What number of lines in the data below contain the string "suka"? Answer with that number alone.
▼
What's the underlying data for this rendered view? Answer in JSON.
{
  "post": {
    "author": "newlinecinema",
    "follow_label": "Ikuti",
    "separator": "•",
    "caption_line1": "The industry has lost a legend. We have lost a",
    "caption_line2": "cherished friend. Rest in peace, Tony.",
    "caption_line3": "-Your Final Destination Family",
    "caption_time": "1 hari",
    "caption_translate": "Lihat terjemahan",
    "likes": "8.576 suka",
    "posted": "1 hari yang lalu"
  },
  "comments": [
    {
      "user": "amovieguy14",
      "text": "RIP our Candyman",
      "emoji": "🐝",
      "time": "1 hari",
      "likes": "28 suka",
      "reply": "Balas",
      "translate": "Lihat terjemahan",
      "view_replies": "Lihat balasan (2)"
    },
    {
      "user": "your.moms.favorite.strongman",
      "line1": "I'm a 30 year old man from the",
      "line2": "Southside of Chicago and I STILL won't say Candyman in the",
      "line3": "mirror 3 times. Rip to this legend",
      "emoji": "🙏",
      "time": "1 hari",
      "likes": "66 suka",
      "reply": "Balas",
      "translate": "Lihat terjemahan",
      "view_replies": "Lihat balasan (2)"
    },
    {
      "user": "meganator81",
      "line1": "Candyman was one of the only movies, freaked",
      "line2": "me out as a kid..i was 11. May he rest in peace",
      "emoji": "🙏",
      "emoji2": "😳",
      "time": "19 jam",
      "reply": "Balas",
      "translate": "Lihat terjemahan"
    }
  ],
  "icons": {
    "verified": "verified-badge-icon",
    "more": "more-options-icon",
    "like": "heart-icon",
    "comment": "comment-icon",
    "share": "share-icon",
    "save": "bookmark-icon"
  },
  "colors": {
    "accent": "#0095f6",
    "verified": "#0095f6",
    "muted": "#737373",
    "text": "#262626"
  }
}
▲
> **SOLUTION**: 3